This content is designed to prepare you to walk onto any golf course feeling comfortable and confident
Preparing for the Course
Book a tee time: Most courses schedule tee times via phone or online. There are four players per tee time, so if you do not have three others to join the course will often pair you with others to make a full foursome.
Dress appropriately: Almost all golf courses have dress codes requiring a collared shirt tucked into khaki shorts or pants. Driving ranges, top golf, and/or miniature golf do not. Golf shoes are not required but are helpful to give you traction.
Be on time: Plan to arrive at least 20 minutes early to check-in and pay at the pro shop, but leave more time if you would like to warm up - many courses have driving ranges and practice putting greens.
On Course Play
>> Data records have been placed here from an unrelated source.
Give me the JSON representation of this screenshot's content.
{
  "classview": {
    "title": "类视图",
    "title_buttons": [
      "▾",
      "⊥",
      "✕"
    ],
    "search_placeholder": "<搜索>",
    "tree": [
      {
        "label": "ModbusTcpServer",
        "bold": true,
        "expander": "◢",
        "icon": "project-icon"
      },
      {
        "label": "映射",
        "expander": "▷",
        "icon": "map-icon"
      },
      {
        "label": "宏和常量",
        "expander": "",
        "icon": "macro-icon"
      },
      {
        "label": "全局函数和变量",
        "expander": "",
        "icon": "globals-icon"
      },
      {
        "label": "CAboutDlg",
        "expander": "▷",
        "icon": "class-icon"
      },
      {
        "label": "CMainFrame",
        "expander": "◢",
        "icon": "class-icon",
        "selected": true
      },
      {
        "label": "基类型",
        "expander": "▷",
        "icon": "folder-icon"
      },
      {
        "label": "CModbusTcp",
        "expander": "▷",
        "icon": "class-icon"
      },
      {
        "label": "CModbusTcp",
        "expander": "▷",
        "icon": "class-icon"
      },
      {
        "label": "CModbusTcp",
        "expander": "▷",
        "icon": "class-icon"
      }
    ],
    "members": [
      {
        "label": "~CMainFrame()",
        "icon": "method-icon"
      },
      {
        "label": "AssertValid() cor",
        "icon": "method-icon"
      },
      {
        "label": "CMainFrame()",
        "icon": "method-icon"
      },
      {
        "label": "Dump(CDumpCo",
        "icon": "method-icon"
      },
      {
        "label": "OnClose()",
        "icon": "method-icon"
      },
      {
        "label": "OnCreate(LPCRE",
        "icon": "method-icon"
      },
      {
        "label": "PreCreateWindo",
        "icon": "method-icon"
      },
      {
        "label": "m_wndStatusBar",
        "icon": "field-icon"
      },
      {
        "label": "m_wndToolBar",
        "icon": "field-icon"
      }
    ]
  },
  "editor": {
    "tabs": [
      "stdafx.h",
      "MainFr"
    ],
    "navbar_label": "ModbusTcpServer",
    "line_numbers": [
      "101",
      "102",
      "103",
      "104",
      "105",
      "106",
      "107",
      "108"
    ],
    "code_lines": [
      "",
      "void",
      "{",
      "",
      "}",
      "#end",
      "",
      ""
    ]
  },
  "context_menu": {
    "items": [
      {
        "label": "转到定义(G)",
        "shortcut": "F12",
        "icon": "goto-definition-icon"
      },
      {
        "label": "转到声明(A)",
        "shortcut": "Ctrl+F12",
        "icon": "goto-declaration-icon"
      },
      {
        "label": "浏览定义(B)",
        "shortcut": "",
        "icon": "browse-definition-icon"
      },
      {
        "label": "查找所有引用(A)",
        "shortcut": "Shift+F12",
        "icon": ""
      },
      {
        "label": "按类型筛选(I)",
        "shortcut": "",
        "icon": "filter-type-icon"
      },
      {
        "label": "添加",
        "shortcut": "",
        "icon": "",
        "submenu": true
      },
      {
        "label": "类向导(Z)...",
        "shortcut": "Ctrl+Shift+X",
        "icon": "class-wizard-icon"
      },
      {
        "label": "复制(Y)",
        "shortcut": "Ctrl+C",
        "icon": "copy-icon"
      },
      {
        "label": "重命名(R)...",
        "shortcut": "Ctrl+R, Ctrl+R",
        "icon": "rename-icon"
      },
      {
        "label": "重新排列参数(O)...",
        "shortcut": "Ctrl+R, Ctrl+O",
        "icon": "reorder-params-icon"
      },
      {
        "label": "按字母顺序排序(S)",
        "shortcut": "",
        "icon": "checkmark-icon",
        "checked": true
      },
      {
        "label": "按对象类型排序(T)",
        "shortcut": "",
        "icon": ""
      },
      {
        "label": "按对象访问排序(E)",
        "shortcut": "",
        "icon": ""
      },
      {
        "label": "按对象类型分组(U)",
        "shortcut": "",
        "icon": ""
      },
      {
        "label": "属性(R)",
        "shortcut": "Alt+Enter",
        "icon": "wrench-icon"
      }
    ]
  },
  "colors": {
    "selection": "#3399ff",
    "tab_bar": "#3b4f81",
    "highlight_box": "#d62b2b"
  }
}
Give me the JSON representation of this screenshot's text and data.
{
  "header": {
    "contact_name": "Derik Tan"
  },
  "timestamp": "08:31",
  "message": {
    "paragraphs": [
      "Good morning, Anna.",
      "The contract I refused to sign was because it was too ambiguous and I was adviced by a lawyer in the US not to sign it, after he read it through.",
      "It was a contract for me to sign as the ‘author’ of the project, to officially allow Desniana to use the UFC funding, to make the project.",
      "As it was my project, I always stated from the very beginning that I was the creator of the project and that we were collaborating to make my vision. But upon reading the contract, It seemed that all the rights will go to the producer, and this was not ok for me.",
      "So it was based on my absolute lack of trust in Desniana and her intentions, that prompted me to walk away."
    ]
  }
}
Keep up with pace of play: Always be prepared to play your ball when it is your turn, which is when your ball is furthest from the hole. A foursome is expected to complete 9 holes in two hours, and 18 holes in four hours.
Use gimmes and mulligans wisely: When a ball is within 2-3 ft of the hole and someone is expected to make the shot, this is called a gimme - and the golfer may pick up their ball if they’re playing partners offer a gimme. This helps keep up pace of pay. Mulligans are do-overs and are acceptable if playing partners offer, but can also slow down play when overused. It is common is to allow one mulligan per nine holes.
Try to avoid distracting playing partners: Many golfers are easily distracted so do not stand too close to someone swinging or make noise during their swing. When on the green, avoid walking in others' line (space directly between the ball and the hole) because footprints can impact the roll of the ball.
Par is the number of strokes a very good golfer is expected to take to get their ball in the hole, and almost all courses are made up of a combination of par 3s, 4s, and 5s.
Finishing a hole in one stroke under par (scoring a three on a par four hole) is a birdie and one stroke over par is a bogey. Two under is an eagle and two over is a double bogey. Three under is an albatross and three over is a triple bogey.
Penalty areas (ponds, creeks, brush, etc.) are marked by red stakes or lines, and out of bounds is marked by white stakes. If you hit the ball in these areas and cannot play it, drop another ball near the boundary line and add one stroke to your score. Do the same if you lose a ball - spend no more than 3-5 minutes looking for a ball before dropping one nearest to where you think it was lost.